 An academic (History/Political Studies), a second generation Indo-Fijian.
 B Knapman Fiji's Economic History 1874-1939: Studies of Capitalist Colonial Development (Pacific Research Monograph No 15, Australian National University, Canberra, 1978) 1.
 Pacific Economic Bulletin (National Centre for Development Studies, Canberra, July 1986) 1.
 Fiji Today (Ministry of Information, Suva, Fiji, 2000).
 Islands Business (November/December 2000) 36.
 See J Corrin-Care, T Newton and D Paterson Introduction to South Pacific Law (Cavendish Publishing Ltd, London, 1999) 284-289.
 The current name is an anachronism.
 James Tully identifies seven features of modern constitutional doctrine which were then used as a kind of ploy to exclude ancient constitutionalist argument entirely, often by treating it as irrelevant, outmoded, traditional or illogical. See J Tully Strange Multiplicities: Constitutionalism in an Age of Diversity (Cambridge University Press, Cambridge, 1995) 63 onwards.
 See the 1997 Constitution, art 7.
 These provisions are discussed further below.
 Kymlicka argues the liberal need for accommodation of group rights here very well. But the liberal assumption of uniformity which must ultimately be at odds with cultural diversity remains. See W Kymlicka Multicultural Citizenship (Oxford University Press, Oxford, 1995).
 This claim of legal identity in the face of great cultural and individual diversity is frequently made in the United States of America as if it were somehow distinctive to that country. There is in fact nothing distinctive about it.
 This feature has long been recognised by legal pluralists, who also acknowledge the fact that the debate about the existence of multiple centres of power also reflect debates aboiut the self determination of formerly colonised peoples.
 See S Sharma "The Control and Protection of Native Lands in Fiji" (1999) 6 JSPL <http://www.vanuatu.usp.ac.fj/journal_splaw/Working_Papers/Sharma1.html> . Sharma comments (at 1): "Sir Arthur Gordon the former Governor General of Fiji took up the idea of setting up of the NLTB in the 1930's. One of his aims were to preserve the Native Land for the Fijians. The Great Council of Chiefs, however, wanted individual ownership. The main reason behind communal ownership was to prevent the landowner from being misled into selling their land at a low price. Accordingly, his idea was to have a body in the form of a trustee to look after the interests of the Fijian landowners who would be the beneficiaries."
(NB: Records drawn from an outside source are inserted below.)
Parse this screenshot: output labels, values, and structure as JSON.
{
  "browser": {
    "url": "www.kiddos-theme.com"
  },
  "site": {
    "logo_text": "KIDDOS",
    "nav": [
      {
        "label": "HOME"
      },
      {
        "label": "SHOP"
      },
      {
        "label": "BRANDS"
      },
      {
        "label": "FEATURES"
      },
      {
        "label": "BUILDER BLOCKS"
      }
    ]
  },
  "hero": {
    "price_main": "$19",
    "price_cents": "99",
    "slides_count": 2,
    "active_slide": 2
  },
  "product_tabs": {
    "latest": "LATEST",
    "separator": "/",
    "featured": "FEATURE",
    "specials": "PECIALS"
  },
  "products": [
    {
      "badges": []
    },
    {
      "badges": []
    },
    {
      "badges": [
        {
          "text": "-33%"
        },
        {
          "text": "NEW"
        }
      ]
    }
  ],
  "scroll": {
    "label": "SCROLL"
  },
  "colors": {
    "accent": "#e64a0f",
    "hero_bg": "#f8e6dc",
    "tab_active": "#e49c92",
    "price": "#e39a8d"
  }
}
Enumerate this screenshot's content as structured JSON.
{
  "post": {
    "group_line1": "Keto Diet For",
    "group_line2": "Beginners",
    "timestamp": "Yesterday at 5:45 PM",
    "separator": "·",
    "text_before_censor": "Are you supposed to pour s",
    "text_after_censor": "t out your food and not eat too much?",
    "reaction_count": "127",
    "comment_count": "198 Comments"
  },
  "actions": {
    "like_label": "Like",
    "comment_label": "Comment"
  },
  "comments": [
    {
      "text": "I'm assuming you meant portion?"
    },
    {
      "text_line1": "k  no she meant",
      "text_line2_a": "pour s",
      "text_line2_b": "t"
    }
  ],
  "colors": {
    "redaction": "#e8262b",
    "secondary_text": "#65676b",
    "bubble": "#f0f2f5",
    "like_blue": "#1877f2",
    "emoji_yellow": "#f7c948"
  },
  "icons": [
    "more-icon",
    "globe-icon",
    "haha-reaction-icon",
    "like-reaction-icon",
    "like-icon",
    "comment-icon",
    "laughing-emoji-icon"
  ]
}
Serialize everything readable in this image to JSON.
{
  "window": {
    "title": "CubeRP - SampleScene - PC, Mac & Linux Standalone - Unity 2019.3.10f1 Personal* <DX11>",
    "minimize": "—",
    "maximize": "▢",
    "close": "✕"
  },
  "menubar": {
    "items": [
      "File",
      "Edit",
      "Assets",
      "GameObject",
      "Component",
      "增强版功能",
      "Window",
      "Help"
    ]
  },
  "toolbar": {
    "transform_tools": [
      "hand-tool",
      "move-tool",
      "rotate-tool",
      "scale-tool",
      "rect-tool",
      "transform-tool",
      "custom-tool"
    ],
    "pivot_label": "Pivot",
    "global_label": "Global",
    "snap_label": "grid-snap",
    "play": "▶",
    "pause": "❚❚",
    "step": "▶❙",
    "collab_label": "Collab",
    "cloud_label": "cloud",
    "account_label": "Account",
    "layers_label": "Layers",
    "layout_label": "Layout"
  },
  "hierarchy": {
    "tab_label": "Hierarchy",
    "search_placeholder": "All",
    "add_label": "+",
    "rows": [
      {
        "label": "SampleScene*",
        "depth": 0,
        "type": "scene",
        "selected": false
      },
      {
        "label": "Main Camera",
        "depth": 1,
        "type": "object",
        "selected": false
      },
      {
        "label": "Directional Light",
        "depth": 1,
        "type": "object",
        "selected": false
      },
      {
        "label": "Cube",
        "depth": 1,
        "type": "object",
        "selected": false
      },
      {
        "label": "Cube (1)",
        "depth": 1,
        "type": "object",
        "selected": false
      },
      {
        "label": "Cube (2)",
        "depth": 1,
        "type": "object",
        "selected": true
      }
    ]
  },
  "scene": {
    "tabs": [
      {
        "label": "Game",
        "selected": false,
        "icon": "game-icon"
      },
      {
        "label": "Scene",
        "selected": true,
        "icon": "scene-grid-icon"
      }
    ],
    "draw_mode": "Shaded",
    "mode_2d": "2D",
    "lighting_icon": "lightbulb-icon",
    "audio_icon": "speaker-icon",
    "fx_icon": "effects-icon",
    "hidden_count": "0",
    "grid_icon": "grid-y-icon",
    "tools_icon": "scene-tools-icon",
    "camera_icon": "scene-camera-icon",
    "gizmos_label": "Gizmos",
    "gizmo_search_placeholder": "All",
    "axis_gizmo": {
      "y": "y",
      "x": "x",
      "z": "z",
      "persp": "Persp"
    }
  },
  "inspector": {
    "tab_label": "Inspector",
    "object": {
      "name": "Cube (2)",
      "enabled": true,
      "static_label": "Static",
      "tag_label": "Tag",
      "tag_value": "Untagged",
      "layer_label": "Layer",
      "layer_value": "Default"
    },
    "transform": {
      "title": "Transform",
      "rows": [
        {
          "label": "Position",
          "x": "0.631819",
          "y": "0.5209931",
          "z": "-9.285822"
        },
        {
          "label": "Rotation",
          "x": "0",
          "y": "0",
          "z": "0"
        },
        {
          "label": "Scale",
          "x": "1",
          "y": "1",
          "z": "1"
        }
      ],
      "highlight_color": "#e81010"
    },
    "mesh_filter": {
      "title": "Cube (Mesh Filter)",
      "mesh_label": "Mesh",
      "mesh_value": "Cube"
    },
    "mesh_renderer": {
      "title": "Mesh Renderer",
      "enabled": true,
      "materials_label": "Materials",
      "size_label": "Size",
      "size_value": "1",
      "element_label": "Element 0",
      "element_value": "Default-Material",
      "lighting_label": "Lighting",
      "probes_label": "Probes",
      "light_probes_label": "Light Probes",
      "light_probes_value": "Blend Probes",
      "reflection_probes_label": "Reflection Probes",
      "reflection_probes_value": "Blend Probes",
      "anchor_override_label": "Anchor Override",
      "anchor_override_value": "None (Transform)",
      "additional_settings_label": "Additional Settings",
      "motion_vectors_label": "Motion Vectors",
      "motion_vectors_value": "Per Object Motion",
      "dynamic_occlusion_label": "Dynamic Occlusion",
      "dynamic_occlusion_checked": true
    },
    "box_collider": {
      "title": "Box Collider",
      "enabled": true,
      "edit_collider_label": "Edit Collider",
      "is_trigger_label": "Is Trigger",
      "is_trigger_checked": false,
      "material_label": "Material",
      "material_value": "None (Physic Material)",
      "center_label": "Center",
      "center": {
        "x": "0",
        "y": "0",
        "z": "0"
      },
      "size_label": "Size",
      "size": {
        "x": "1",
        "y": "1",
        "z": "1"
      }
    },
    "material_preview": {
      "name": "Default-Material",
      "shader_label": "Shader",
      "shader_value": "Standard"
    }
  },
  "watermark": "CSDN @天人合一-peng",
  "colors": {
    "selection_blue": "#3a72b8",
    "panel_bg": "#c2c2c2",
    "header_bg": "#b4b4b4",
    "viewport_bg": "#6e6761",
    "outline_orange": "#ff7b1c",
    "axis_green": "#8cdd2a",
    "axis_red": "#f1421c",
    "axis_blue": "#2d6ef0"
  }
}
 Native Lands Act (Fiji) Cap 133.
 Native Lands Act (Fiji) Cap 133.
 Native Lands Trust Act (Fiji) Cap 134.
 Agricultural Landlord and Tenants Act (Fiji) Cap 270.
 Native Land Trust Act (Fiji) Cap 134.
 See Sharma, above n 27.
 Sharma, above n 27.
 Meli Kaliavy v Native Lands Trust Board 5 FLR 17 (SC Fiji).
 Sharma, above n 27.
 See Hari Prasad Mintar v NL TB (January 1999) Unreported High Court of Fiji.